# [WORK REQUIRED]
Go through the data below and copy each line where the word "this" occurs.

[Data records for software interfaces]
=== Section Start ===

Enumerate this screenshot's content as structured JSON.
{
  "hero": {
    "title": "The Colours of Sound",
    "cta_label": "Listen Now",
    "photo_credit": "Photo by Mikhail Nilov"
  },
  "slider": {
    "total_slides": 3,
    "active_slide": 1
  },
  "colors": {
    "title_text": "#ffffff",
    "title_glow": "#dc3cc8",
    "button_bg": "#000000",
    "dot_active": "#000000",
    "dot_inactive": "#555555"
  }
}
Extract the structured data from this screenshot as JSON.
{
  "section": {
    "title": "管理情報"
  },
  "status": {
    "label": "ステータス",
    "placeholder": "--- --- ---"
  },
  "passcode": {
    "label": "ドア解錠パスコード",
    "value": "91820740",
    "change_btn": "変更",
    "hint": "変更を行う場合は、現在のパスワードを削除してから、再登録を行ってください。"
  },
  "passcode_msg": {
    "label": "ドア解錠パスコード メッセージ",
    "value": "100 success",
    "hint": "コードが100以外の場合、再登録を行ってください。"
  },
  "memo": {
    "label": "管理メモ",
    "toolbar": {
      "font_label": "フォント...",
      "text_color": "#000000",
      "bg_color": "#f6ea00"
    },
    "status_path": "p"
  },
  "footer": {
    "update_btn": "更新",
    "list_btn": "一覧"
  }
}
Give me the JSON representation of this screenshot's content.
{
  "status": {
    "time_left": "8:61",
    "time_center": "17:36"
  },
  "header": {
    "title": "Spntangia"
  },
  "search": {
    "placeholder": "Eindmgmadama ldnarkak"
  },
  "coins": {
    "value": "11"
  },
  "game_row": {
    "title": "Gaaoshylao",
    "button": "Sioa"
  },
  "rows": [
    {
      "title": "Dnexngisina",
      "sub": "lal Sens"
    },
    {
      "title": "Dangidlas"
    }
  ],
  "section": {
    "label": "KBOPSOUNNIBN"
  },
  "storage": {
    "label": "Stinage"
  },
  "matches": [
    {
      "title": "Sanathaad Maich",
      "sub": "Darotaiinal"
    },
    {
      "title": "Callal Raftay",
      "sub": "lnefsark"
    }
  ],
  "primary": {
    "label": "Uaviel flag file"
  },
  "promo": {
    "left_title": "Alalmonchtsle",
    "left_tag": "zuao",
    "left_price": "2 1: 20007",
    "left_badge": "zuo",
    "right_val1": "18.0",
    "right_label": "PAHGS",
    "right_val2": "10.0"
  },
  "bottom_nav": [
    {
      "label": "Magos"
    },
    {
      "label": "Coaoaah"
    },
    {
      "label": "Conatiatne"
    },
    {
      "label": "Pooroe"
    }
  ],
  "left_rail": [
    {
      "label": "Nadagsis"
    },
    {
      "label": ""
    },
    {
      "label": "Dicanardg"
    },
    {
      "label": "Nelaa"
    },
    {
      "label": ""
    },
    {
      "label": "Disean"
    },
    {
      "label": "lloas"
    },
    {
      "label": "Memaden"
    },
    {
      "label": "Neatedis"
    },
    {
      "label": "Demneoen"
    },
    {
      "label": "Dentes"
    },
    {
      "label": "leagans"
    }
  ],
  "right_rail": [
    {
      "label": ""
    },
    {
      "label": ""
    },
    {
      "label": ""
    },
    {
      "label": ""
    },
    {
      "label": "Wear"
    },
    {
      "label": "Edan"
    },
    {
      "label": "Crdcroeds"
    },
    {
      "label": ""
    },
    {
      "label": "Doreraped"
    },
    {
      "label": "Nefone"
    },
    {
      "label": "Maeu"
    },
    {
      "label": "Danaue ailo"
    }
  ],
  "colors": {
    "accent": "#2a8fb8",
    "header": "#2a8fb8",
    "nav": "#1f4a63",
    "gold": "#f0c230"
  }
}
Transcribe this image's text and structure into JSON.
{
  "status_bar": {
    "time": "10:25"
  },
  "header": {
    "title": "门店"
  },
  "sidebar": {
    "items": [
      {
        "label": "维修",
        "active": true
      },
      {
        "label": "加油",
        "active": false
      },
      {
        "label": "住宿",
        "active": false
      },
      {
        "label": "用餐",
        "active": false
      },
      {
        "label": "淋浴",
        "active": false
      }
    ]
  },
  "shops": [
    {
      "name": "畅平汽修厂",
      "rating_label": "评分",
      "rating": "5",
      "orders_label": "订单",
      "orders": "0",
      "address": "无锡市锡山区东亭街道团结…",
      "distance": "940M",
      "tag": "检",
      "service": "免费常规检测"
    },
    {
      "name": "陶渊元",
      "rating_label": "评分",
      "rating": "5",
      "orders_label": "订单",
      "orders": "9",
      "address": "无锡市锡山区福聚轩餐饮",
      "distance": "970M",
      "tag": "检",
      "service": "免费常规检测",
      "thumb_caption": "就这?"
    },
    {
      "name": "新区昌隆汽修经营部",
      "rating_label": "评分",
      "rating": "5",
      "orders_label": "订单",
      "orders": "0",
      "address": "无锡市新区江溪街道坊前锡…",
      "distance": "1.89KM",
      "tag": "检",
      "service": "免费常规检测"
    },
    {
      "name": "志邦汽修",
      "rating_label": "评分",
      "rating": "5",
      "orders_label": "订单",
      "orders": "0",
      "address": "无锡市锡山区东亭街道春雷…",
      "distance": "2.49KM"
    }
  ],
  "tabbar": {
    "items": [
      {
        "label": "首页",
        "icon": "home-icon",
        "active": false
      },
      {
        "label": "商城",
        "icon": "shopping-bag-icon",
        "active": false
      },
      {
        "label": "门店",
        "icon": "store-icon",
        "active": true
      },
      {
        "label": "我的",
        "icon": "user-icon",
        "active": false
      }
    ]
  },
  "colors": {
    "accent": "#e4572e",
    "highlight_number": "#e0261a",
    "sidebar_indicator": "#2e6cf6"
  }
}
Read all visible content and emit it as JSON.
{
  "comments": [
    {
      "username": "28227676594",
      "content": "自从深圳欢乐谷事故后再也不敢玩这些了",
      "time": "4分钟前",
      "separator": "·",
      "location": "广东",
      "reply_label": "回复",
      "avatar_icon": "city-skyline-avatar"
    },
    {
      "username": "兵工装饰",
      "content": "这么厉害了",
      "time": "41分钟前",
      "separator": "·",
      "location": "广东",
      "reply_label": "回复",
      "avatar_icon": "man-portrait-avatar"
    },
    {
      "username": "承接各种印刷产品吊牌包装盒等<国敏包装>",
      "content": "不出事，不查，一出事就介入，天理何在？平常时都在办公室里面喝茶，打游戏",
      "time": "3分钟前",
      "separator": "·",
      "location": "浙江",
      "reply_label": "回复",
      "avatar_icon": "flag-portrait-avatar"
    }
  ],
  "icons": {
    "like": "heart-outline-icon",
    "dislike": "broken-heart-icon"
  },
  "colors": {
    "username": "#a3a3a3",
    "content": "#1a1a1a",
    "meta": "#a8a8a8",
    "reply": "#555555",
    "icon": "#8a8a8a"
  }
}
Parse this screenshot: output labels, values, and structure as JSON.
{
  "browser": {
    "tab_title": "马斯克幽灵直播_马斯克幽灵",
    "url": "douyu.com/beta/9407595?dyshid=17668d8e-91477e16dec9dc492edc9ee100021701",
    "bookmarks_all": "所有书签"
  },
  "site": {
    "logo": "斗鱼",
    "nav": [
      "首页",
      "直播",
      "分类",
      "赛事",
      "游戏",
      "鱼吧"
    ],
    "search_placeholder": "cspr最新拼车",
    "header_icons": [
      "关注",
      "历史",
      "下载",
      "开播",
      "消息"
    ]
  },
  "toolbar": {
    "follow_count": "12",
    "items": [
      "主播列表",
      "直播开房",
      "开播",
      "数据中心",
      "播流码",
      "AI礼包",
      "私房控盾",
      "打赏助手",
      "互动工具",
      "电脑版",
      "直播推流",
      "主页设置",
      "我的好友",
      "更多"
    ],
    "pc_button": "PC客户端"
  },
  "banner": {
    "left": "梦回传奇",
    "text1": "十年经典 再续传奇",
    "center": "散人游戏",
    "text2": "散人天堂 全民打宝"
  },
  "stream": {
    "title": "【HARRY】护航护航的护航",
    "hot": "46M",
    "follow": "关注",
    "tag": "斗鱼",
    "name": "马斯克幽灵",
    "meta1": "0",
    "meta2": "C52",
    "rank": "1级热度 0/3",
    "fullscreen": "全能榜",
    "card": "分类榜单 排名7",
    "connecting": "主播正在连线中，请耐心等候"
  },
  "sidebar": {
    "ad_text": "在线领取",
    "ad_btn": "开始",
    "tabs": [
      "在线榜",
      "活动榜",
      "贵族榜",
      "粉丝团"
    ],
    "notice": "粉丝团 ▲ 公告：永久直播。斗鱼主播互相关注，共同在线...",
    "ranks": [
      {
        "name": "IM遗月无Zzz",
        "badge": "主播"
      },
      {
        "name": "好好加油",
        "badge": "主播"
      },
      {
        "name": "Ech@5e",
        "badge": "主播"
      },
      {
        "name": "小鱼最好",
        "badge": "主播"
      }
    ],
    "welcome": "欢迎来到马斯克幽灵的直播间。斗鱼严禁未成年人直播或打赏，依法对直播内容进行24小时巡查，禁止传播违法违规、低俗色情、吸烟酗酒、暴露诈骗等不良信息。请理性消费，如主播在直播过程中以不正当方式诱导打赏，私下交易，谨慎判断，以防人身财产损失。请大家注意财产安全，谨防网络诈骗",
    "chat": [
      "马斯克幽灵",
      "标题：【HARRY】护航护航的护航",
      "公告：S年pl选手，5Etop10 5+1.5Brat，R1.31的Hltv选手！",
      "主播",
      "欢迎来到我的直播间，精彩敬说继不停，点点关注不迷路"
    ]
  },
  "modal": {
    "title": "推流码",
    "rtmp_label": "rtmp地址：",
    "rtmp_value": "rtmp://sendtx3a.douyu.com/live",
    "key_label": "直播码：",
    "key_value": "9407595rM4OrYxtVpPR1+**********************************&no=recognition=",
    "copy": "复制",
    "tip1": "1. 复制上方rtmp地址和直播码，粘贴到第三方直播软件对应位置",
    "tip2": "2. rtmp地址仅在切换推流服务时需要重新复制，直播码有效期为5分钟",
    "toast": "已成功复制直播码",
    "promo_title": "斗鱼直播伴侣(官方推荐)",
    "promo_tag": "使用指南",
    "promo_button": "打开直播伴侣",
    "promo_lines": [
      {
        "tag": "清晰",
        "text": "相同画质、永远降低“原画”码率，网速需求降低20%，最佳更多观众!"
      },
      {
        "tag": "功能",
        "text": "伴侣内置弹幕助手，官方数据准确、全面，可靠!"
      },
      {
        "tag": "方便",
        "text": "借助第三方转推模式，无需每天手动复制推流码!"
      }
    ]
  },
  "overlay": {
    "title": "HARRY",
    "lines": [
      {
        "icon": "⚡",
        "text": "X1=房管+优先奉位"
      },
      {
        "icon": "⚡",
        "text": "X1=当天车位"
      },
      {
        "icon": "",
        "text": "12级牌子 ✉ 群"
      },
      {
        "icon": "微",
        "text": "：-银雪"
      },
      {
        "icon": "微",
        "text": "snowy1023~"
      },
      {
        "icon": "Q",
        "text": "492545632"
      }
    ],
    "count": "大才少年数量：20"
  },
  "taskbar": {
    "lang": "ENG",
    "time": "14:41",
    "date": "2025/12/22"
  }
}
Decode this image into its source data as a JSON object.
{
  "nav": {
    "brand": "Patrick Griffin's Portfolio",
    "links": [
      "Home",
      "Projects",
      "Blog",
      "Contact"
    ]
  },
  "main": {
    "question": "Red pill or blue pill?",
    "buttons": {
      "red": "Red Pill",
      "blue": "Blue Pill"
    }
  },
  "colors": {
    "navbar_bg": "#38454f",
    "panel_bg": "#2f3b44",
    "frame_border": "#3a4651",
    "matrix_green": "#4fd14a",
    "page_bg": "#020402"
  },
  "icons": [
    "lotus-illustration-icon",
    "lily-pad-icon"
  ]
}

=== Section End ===

# [EXPECTED ANSWER]
Enumerate this screenshot's content as structured JSON.
Extract the structured data from this screenshot as JSON.
Give me the JSON representation of this screenshot's content.
Transcribe this image's text and structure into JSON.
Parse this screenshot: output labels, values, and structure as JSON.
Decode this image into its source data as a JSON object.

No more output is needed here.